In its 111-page ruling, the court chided the USFWS for failing to explain why it ignored the potential for further recovery of wolves into areas of its historic range that remain viable habitat for the species. The court also noted that the USFWS has failed to explain how the “virtually unregulated” killing of wolves by states in the Great Lakes region does not constitute a continued threat to the species.
Following federal delisting, Wisconsin and Minnesota rushed to enact emergency regulations to allow the first public hunting and trapping seasons in the Great Lakes region in more than 40 years. The states authorized some of the most abusive and unsporting practices, including hound hunting, snares, baiting, electronic calls and the use of leg hold traps. Wisconsin’s wolf hunt ended this year after killing 154 wolves – 80 percent of them in leghold traps. And in Minnesota, 272 gray wolves were killed – 84 percent of the wolves in this year’s late season were trapped.
The Michigan legislature also passed three separate laws to designate wolves as a game species, in its zeal to allow the state to authorize a trophy hunting and trapping season for wolves, and to undermine a fair election by Michigan voters on wolf hunting. However, in response to a referendum campaign launched by The HSUS and other animal welfare and conservation groups and Native American tribes, the 2014 wolf hunt was canceled and voters in Michigan soundly rejected sport hunting of wolves in the recent November election.
Despite rhetoric from state politicians about wolf depredation of livestock, a new study of 25 years of wolf data has shown that hunting wolves may increase livestock losses. Michigan lawmakers relied on false stories about wolves to push through a hunting season, and had to apologize for misleading statements.

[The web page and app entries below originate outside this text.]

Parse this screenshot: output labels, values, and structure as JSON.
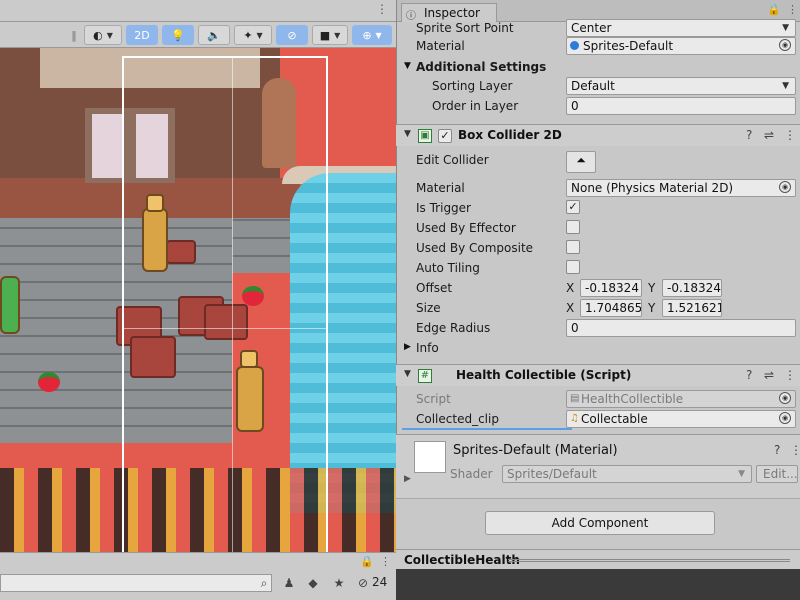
{
  "scene": {
    "toolbar": {
      "mode_2d": "2D"
    },
    "bottom": {
      "hidden_count": "24"
    }
  },
  "inspector": {
    "tab_label": "Inspector",
    "sprite_renderer": {
      "sprite_sort_point_label": "Sprite Sort Point",
      "sprite_sort_point_value": "Center",
      "material_label": "Material",
      "material_value": "Sprites-Default",
      "additional_settings_label": "Additional Settings",
      "sorting_layer_label": "Sorting Layer",
      "sorting_layer_value": "Default",
      "order_in_layer_label": "Order in Layer",
      "order_in_layer_value": "0"
    },
    "box_collider": {
      "title": "Box Collider 2D",
      "edit_collider_label": "Edit Collider",
      "material_label": "Material",
      "material_value": "None (Physics Material 2D)",
      "is_trigger_label": "Is Trigger",
      "is_trigger": true,
      "used_by_effector_label": "Used By Effector",
      "used_by_effector": false,
      "used_by_composite_label": "Used By Composite",
      "used_by_composite": false,
      "auto_tiling_label": "Auto Tiling",
      "auto_tiling": false,
      "offset_label": "Offset",
      "offset_x": "-0.18324",
      "offset_y": "-0.18324",
      "size_label": "Size",
      "size_x": "1.704865",
      "size_y": "1.521621",
      "edge_radius_label": "Edge Radius",
      "edge_radius_value": "0",
      "info_label": "Info",
      "axis_x": "X",
      "axis_y": "Y"
    },
    "health_collectible": {
      "title": "Health Collectible (Script)",
      "script_label": "Script",
      "script_value": "HealthCollectible",
      "collected_clip_label": "Collected_clip",
      "collected_clip_value": "Collectable"
    },
    "material": {
      "title": "Sprites-Default (Material)",
      "shader_label": "Shader",
      "shader_value": "Sprites/Default",
      "edit_label": "Edit..."
    },
    "add_component_label": "Add Component",
    "preview_title": "CollectibleHealth"
  },
  "colors": {
    "scene_ground": "#e35a4e",
    "water": "#6fd1e7",
    "toolbar_active": "#8fb7ec",
    "panel_bg": "#c8c8c8"
  }
}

Today’s ruling by the U.S. District Court for the District of Columbia follows another ruling by the same court in September that rejected the USFWS’s decision to delist wolves in the State of Wyoming. The HSUS was also a plaintiff in the Wyoming litigation.
The plaintiffs in the Great Lakes lawsuit were represented in the case by Schiff Hardin, LLP and attorneys within The HSUS’ Animal Protection Litigation section.
From: Center for Biological Diversity
MLive.com, November 5, 2014
By Jonathan Oosting
LANSING, MI — Wolf hunting opponents declared victory Tuesday night in Michigan, where voters rejected two separate laws that paved the way for an inaugural season last year.
While the victory was decisive, the impact remains unclear.
A third wolf hunting law set to take effect in March or April will reaffirm the authority of the Natural Resource Commission to name game species and establish hunting seasons.
With 93 percent of precincts reporting,Michigan Proposal 1 was headed for defeat, with 55 percent of voters choosing to reject the first wolf hunting law. Proposal 2 was on its way down as well, with 64 percent of voters saying “no” to the second wolf hunting law.
Keep Michigan Wolves Protected, a group funded primarily by the Humane Society of the United States, has vowed to fight the third wolf hunting law in court.
In an email to supporters late Wednesday, campaign director Jill Fritz also called on the Legislature and NRC to honor the outcome of the vote.
“The people of Michigan don’t want the NRC setting a wolf hunting season, and they don’t want to give the NRC the authority to open new hunting seasons on protected species,” Fritz said. “And the NRC should honor the judgment rendered by voters come 2015.”
The Michigan Department of Natural Resources recommended the state’s first ever wolf hunt last year with the aim of reducing attacks on livestock and discouraging comfort around humans.
There are an estimated 636 grey wolves in Michigan’s Upper Peninsula, up from just six in the 1970s. Hunting groups say the NRC, not voters, should decide how best to manage the population.
© 2014 MLive Media Group.
This article originally appeared here.